doi: 10.1016/j.schres.2016.07.014 SCHIZOPHRENIA RESEARCH 2016 Karl Friston, Harriet R. Brown, Jakob Siemerkus, Klaas E. Stephan Twenty years have passed since the dysconnection hypothesis was first proposed (Friston and Frith, 1995; Weinberger, 1993). In that time, neuroscience has witnessed tremendous advances: we now live in a world of non-invasive neuroanatomy, computational neuroimaging and the Bayesian brain. …
No “Aha” Moments Here… Last week, the following research headline ran in EurekAlert!, a science news outlet produced by the American Association for the Advancement of Science (AAAS): “Parents of children with complex medical conditions more likely to have mental health issues” You don’t say. Unfortunately, obvious research headers like this one are not uncommon. They …
Conceptual Competence in Psychiatry: Recommendations for Education and Training
We desperately act in ways that are less and less driven by our real values, and that are increasingly driven by our need to be valued. Maybe that anxious, phrenetic energy undermines our ability to stop, reflect, and think. Maybe the best way that we can do to functionally manage is to seek refuge in the comfort of categorical simplicity and binaries: of dramatic hero-villain narratives.
The advent of advanced digital technologies is a feature of our global landscape that could facilitate the democratic distribution of scientific exploration, production, and consumption in ways that were once thought to be impossible. However, the universal human right to participate in science, knowledge production, and knowledge application, has been largely sidelined: we typically think or believe that only institutional entities possess the unique intellectual capacities and practical resources that are required to produce epistemic and technological goods. However, buying into this notion–the notion that the means of the production of knowledge is held by an intellectually “elite” few is–firstly, just theoretically flawed–and secondly, in practice, it serves to disproportionately place decision making power and access into the hands of those entities who are more likely to prioritize their own social or economic comfort (which is honestly most people in a hard capitalist society), and therefore are more likely to use their accrual of “knowledge credits” to invest first in their own growth, rather than their cooperative engagement with others and novel propositional ideas. This ultimately undermines the entire scientific enterprise in the sense that the system just perpetuates the inequities and harms that “science” and “technology” are supposed to mitigate. We’re all part of this problem–

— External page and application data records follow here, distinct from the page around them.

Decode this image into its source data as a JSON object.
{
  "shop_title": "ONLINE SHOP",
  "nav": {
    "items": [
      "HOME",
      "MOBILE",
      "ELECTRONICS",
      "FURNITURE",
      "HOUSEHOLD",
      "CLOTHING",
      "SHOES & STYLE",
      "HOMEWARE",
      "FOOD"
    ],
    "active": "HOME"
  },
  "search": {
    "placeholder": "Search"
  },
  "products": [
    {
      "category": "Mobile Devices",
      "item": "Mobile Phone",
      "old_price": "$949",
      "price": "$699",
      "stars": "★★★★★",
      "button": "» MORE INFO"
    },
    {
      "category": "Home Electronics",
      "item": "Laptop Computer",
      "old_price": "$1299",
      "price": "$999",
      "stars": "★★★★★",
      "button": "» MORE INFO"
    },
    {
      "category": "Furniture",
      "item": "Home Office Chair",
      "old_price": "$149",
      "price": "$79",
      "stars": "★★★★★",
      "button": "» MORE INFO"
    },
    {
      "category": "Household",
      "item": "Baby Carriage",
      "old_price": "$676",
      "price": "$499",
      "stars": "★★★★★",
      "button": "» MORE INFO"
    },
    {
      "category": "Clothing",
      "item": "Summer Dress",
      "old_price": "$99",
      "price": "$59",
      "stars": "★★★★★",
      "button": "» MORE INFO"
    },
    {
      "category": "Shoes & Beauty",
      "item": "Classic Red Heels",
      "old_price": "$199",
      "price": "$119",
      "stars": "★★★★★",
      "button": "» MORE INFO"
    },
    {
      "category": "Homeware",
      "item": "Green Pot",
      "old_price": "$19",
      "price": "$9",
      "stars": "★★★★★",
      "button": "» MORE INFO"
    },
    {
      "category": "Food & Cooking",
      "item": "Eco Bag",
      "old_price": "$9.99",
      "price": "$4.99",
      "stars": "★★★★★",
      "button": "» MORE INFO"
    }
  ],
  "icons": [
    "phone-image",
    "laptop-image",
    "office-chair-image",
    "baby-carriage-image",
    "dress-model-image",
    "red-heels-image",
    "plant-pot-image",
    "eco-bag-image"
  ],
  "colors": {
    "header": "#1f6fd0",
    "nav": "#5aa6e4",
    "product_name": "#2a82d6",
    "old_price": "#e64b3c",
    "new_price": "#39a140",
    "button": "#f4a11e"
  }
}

(whether we’re the ones fearing we’re not ‘worthy’ of ‘doing science’, or whether we’re the ones agnostically and uncritically consuming whatever knowledge is produced, or whether we’re the ones doing science and thinking that this qualifies us as intellectually unique/superior);
–therefore, we’re all part of minimizing the senseless inequity and harm here.
So what can we structurally alter (at all levels spanning the “individual psychological” to the “sociopolitical” in order to bring about functional change?)